Please print the whole of the listing that follows exactly.

#### [Provided records]

——

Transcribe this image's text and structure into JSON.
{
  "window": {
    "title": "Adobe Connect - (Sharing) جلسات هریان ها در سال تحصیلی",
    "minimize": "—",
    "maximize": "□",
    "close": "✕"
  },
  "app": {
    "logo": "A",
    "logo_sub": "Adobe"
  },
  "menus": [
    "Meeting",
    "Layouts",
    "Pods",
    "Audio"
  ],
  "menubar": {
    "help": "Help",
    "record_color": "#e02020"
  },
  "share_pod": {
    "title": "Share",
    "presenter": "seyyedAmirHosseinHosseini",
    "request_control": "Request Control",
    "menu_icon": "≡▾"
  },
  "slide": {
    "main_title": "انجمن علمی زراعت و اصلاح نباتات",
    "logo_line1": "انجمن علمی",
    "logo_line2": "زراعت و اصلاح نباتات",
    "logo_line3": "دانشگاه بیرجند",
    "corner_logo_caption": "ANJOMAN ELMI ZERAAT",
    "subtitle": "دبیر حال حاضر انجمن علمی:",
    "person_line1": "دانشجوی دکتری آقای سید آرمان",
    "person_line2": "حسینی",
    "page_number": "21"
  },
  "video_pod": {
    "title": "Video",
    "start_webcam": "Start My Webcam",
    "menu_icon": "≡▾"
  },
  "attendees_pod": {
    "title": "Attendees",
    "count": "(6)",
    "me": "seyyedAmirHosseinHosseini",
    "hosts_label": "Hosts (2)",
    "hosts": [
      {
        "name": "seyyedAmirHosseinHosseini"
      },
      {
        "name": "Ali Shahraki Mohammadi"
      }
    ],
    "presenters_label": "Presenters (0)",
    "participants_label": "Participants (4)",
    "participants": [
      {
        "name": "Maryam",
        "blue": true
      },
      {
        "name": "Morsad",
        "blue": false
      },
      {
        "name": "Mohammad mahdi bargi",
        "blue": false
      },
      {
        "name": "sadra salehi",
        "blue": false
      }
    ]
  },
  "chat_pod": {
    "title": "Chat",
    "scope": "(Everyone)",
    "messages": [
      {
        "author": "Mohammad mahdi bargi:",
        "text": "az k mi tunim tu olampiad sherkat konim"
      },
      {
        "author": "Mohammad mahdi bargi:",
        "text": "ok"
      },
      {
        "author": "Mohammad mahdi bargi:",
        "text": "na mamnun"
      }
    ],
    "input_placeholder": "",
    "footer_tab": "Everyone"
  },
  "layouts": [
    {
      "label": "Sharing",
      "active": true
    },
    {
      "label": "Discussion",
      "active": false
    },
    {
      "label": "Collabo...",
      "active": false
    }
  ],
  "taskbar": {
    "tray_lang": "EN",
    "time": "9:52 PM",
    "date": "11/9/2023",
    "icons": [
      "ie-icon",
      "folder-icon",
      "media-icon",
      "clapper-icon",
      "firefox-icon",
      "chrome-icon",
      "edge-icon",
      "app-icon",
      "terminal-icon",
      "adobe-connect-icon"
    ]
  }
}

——

#### [Response below]
Transcribe this image's text and structure into JSON.
{
  "window": {
    "title": "Adobe Connect - (Sharing) جلسات هریان ها در سال تحصیلی",
    "minimize": "—",
    "maximize": "□",
    "close": "✕"
  },
  "app": {
    "logo": "A",
    "logo_sub": "Adobe"
  },
  "menus": [
    "Meeting",
    "Layouts",
    "Pods",
    "Audio"
  ],
  "menubar": {
    "help": "Help",
    "record_color": "#e02020"
  },
  "share_pod": {
    "title": "Share",
    "presenter": "seyyedAmirHosseinHosseini",
    "request_control": "Request Control",
    "menu_icon": "≡▾"
  },
  "slide": {
    "main_title": "انجمن علمی زراعت و اصلاح نباتات",
    "logo_line1": "انجمن علمی",
    "logo_line2": "زراعت و اصلاح نباتات",
    "logo_line3": "دانشگاه بیرجند",
    "corner_logo_caption": "ANJOMAN ELMI ZERAAT",
    "subtitle": "دبیر حال حاضر انجمن علمی:",
    "person_line1": "دانشجوی دکتری آقای سید آرمان",
    "person_line2": "حسینی",
    "page_number": "21"
  },
  "video_pod": {
    "title": "Video",
    "start_webcam": "Start My Webcam",
    "menu_icon": "≡▾"
  },
  "attendees_pod": {
    "title": "Attendees",
    "count": "(6)",
    "me": "seyyedAmirHosseinHosseini",
    "hosts_label": "Hosts (2)",
    "hosts": [
      {
        "name": "seyyedAmirHosseinHosseini"
      },
      {
        "name": "Ali Shahraki Mohammadi"
      }
    ],
    "presenters_label": "Presenters (0)",
    "participants_label": "Participants (4)",
    "participants": [
      {
        "name": "Maryam",
        "blue": true
      },
      {
        "name": "Morsad",
        "blue": false
      },
      {
        "name": "Mohammad mahdi bargi",
        "blue": false
      },
      {
        "name": "sadra salehi",
        "blue": false
      }
    ]
  },
  "chat_pod": {
    "title": "Chat",
    "scope": "(Everyone)",
    "messages": [
      {
        "author": "Mohammad mahdi bargi:",
        "text": "az k mi tunim tu olampiad sherkat konim"
      },
      {
        "author": "Mohammad mahdi bargi:",
        "text": "ok"
      },
      {
        "author": "Mohammad mahdi bargi:",
        "text": "na mamnun"
      }
    ],
    "input_placeholder": "",
    "footer_tab": "Everyone"
  },
  "layouts": [
    {
      "label": "Sharing",
      "active": true
    },
    {
      "label": "Discussion",
      "active": false
    },
    {
      "label": "Collabo...",
      "active": false
    }
  ],
  "taskbar": {
    "tray_lang": "EN",
    "time": "9:52 PM",
    "date": "11/9/2023",
    "icons": [
      "ie-icon",
      "folder-icon",
      "media-icon",
      "clapper-icon",
      "firefox-icon",
      "chrome-icon",
      "edge-icon",
      "app-icon",
      "terminal-icon",
      "adobe-connect-icon"
    ]
  }
}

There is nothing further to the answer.